Despite this outlook of mercy and openness, Francis has done little to address the church’s position on homosexuality in practice. When Italy was considering allowing civil unions for gay couples in 2016, Pope Francis told Vatican judges there can be “no confusion between the family God wants and any other type of union.”
“The family,” he said on that occasion, is “founded on indissoluble matrimony that unites and allows procreation.”
The latest comment by Pope Francis focuses on guaranteeing health and legal protections for LBGTQ couples but doesn’t suggest any change in Catholic doctrine, according to professor Bruce Morrill, who holds the Edward A. Malloy Chair of Catholic Studies at Vanderbilt Divinity School in Nashville, Tennessee.
“That is a characteristic of his entire papacy, namely, the pope continuously makes individual pastorally and compassionately (he would say, mercifully) guided statements and, yet, he has done nothing to change official doctrine or polity,” Morrill told RNS on Wednesday.
The documentary touches on multiple aspects of Francis’ pontificate, from the economy to immigration to the environment and global inequalities. During the lengthy interview that makes up the backbone of the feature, the pope also took a jab at child separation policies at the U.S.-Mexico border.
Addressing the immigration policies of the Trump administration directly, Pope Francis said that the separation of immigrant families at the border is “a cruelty” that “goes against natural rights.” These remarks echo one Francis made in a 2018 interview with Reuters, in which he condemned such policies as “contrary to our Catholic values” and “immoral.”
Numerous figures close to this pontificate are interviewed in the documentary, including his predecessor Benedict XVI, family members and papal allies such as Cardinal Luis Antonio Tagle, who heads the Vatican department for evangelization, and Monsignor Charles Scicluna, adjunct secretary for the Congregation for the Doctrine of the Faith.
“Francesco” also documents the numerous pre-pandemic travels led by the pontiff and his role in addressing calamities and wars in Syria, the Central African Republic and Ukraine, as well as his advocacy for immigrants who die at sea.
The wide scope of the documentary led Rosetta Sannelli, who will award the film with the Kinéo Movie for Humanity Award at the Vatican on Thursday, to describe it as “a historical work in every way.”
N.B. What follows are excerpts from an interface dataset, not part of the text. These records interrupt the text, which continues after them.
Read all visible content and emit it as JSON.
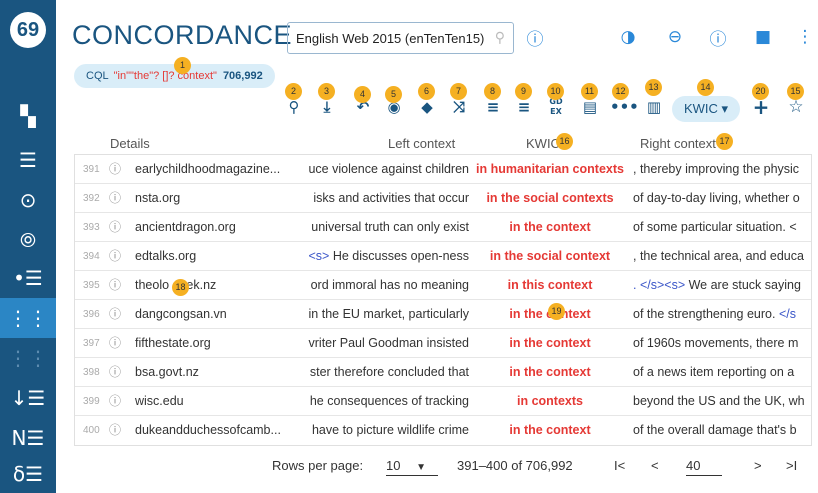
{
  "sidebar": {
    "logo": "69",
    "items": [
      {
        "icon": "dashboard-icon",
        "glyph": "▚"
      },
      {
        "icon": "list-icon",
        "glyph": "☰"
      },
      {
        "icon": "target-icon",
        "glyph": "⊙"
      },
      {
        "icon": "nodes-icon",
        "glyph": "⦾"
      },
      {
        "icon": "bullet-list-icon",
        "glyph": "•☰"
      },
      {
        "icon": "concordance-icon",
        "glyph": "⋮⋮"
      },
      {
        "icon": "parallel-icon",
        "glyph": "⋮⋮"
      },
      {
        "icon": "sort-list-icon",
        "glyph": "↓☰"
      },
      {
        "icon": "ngram-icon",
        "glyph": "N☰"
      },
      {
        "icon": "diff-icon",
        "glyph": "δ☰"
      }
    ]
  },
  "header": {
    "title": "CONCORDANCE",
    "corpus": "English Web 2015 (enTenTen15)",
    "info_glyph": "ⓘ",
    "icons": [
      "contrast-icon",
      "link-icon",
      "help-icon",
      "feedback-icon",
      "more-icon"
    ]
  },
  "query": {
    "cql_label": "CQL",
    "query_text": "\"in\"\"the\"? []? context\"",
    "count": "706,992"
  },
  "toolbar": {
    "kwic_label": "KWIC ▾",
    "gdex_label": "GD EX",
    "badges": [
      "1",
      "2",
      "3",
      "4",
      "5",
      "6",
      "7",
      "8",
      "9",
      "10",
      "11",
      "12",
      "13",
      "14",
      "20",
      "15",
      "16",
      "17",
      "18",
      "19"
    ]
  },
  "table": {
    "headers": {
      "details": "Details",
      "left": "Left context",
      "kwic": "KWIC",
      "right": "Right context"
    },
    "rows": [
      {
        "num": "391",
        "site": "earlychildhoodmagazine...",
        "left": "uce violence against children",
        "kwic": "in humanitarian contexts",
        "right": ", thereby improving the physic"
      },
      {
        "num": "392",
        "site": "nsta.org",
        "left": "isks and activities that occur",
        "kwic": "in the social contexts",
        "right": "of day-to-day living, whether o"
      },
      {
        "num": "393",
        "site": "ancientdragon.org",
        "left": "universal truth can only exist",
        "kwic": "in the context",
        "right": "of some particular situation. <"
      },
      {
        "num": "394",
        "site": "edtalks.org",
        "left_tag": "<s>",
        "left": " He discusses open-ness",
        "kwic": "in the social context",
        "right": ", the technical area, and educa"
      },
      {
        "num": "395",
        "site": "theolo geek.nz",
        "left": "ord immoral has no meaning",
        "kwic": "in this context",
        "right_tag": ". </s><s>",
        "right": " We are stuck saying"
      },
      {
        "num": "396",
        "site": "dangcongsan.vn",
        "left": "in the EU market, particularly",
        "kwic": "in the context",
        "right": "of the strengthening euro. ",
        "right_tag2": "</s"
      },
      {
        "num": "397",
        "site": "fifthestate.org",
        "left": "vriter Paul Goodman insisted",
        "kwic": "in the context",
        "right": "of 1960s movements, there m"
      },
      {
        "num": "398",
        "site": "bsa.govt.nz",
        "left": "ster therefore concluded that",
        "kwic": "in the context",
        "right": "of a news item reporting on a"
      },
      {
        "num": "399",
        "site": "wisc.edu",
        "left": "he consequences of tracking",
        "kwic": "in contexts",
        "right": "beyond the US and the UK, wh"
      },
      {
        "num": "400",
        "site": "dukeandduchessofcamb...",
        "left": "have to picture wildlife crime",
        "kwic": "in the context",
        "right": "of the overall damage that's b"
      }
    ]
  },
  "footer": {
    "rows_per_page_label": "Rows per page:",
    "rows_per_page_value": "10",
    "range": "391–400 of 706,992",
    "first": "I<",
    "prev": "<",
    "page": "40",
    "next": ">",
    "last": ">I"
  }
}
Nor does the documentary shy away from describing the struggles faced by Pope Francis, from his role in Argentina’s “dirty war” to his behavior toward victims of clerical sexual abuse in Chile. Survivor Juan Carlos Cruz was at the film festival in Rome to express his support for the documentary.
“I was scolded for my homosexuality,” Cruz told reporters at the event. “But the pope told me something different: God made gay people and God loves you, the church loves you, the pope loves you. So many gay people have called me in tears once this phrase was shared. This is what Bergoglio showed the world.”
This is an ongoing story and will be updated.